The German Shorthaired Pointer is descended from the old Spanish Pointer, which was taken to Germany in the 1600s. From that time until the first studbook was created in 1870, however, it is impossible to identify all of the dogs that went into creating this breed. Most-likely candidates for its ancestors include local German breeds such as the schweisshund, an early German tracking hound, the Foxhound, various French hounds, assorted Scandinavian breeds, the German Bird Dog, and the Italian Pointer. It is generally accepted that no Bloodhound was used as foundation material. In the late 1800s, breeders included the English Pointer to the foundational breeding program, adding style and run to round out the breed’s all-around versatility as a hunting dog. Prince Albrecht zu Solms-Braunfeld of the Royal House of Hannover is credited with encouraging breeders to select early specimens on the basis of function rather than form. It is believed that this enlightened guidance was instrumental in making the breed what it is today.

Common GSP Colour

Common GSP Colour

Rarer solid brown colour

Rarer solid brown colour

The breed is streamlined yet powerful with strong hindquarters that make it able to move rapidly and turn quickly.
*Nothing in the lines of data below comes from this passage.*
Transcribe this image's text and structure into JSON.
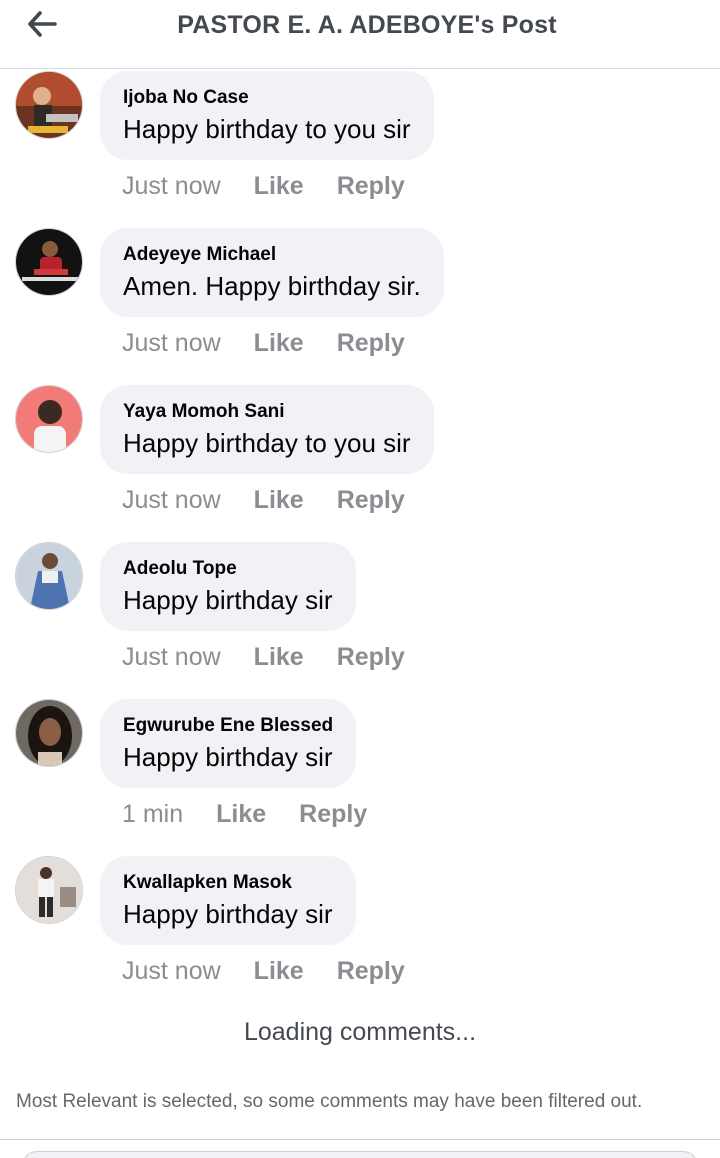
{
  "header": {
    "title": "PASTOR E. A. ADEBOYE's Post",
    "back_icon": "back-arrow-icon"
  },
  "comments": [
    {
      "author": "Ijoba No Case",
      "text": "Happy birthday to you sir",
      "time": "Just now",
      "like": "Like",
      "reply": "Reply",
      "avatar_colors": [
        "#7a3b1e",
        "#c9553a"
      ]
    },
    {
      "author": "Adeyeye Michael",
      "text": "Amen. Happy birthday sir.",
      "time": "Just now",
      "like": "Like",
      "reply": "Reply",
      "avatar_colors": [
        "#151515",
        "#b8222b"
      ]
    },
    {
      "author": "Yaya Momoh Sani",
      "text": "Happy birthday to you sir",
      "time": "Just now",
      "like": "Like",
      "reply": "Reply",
      "avatar_colors": [
        "#f06c6c",
        "#3b2a22"
      ]
    },
    {
      "author": "Adeolu Tope",
      "text": "Happy birthday sir",
      "time": "Just now",
      "like": "Like",
      "reply": "Reply",
      "avatar_colors": [
        "#8fa6c2",
        "#3d5a88"
      ]
    },
    {
      "author": "Egwurube Ene Blessed",
      "text": "Happy birthday sir",
      "time": "1 min",
      "like": "Like",
      "reply": "Reply",
      "avatar_colors": [
        "#5a4a3e",
        "#1c1410"
      ]
    },
    {
      "author": "Kwallapken Masok",
      "text": "Happy birthday sir",
      "time": "Just now",
      "like": "Like",
      "reply": "Reply",
      "avatar_colors": [
        "#d9d4cf",
        "#7d6e66"
      ]
    }
  ],
  "footer": {
    "loading": "Loading comments...",
    "notice": "Most Relevant is selected, so some comments may have been filtered out."
  }
}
It has moderately long flop ears set high on the head. Its muzzle is long, broad, and strong, allowing it to retrieve even heavy game. The dog’s profile should be straight or strongly Roman nosed; any dished appearance to the profile is incorrect. The eyes are generally brown, with darker eyes being desirable; yellow or “bird of prey” eyes are a fault. The tail is commonly docked, although this is now prohibited in some countries. Like all German pointers, GSP have webbed feet.

The German Shorthaired Pointer is very energetic, smart and willing to please. Cheerful and friendly, he likes children. Loyal and protective, he loves all family members equally, especially if they are carrying the leash, car key, gun or Frisbee. They are very people-oriented, and not happy if isolated from the family. If exercised sufficiently once or twice a day, the German Shorthaired Pointer makes a very agreeable family companion. If left to his own devices for long periods without exercise or companionship, he can become destructive and nervous. Males tend to be more outgoing and are more aggressive hunters than females. Females tend to be less dominant. Energy levels vary somewhat, as litters bred for high performance field competition may require more activity than the average dog. If raised with other dogs and cats from puppyhood, the German Shorthaired Pointer does quite well; however, he is a hunting dog by nature. This breed likes to bark and they are reserved with strangers, and make excellent guard dogs.

Like all dogs with flop ears, GSP can be prone to ear infections and their ears require regular checking and cleaning.

The GSP has a longer life expectancy than many breeds of this size, commonly living 12 to 14 years, with individual dogs living to 16 to 18 years not uncommon.

As the GSP is a large, active breed, the dogs can require considerable food; however, they can also become obese if fed too much for individual activity levels. A healthy weight should permit the last two ribs to be felt under the coat and the dog should have a distinct waist or “tuck-up”.

Due to the short GSP coat, body heat management is not generally a problem. However, the GSP’s high levels of activity require the breed to drink considerable amounts of water to prevent dehydration. Early symptoms of dehydration show itself as thick saliva and urine with an excessively strong and distinct smell.

The smooth coat of the Pointer is very easy to groom. Just brush regularly with a firm bristle brush and bathe only when necessary. This breed is an average shedder.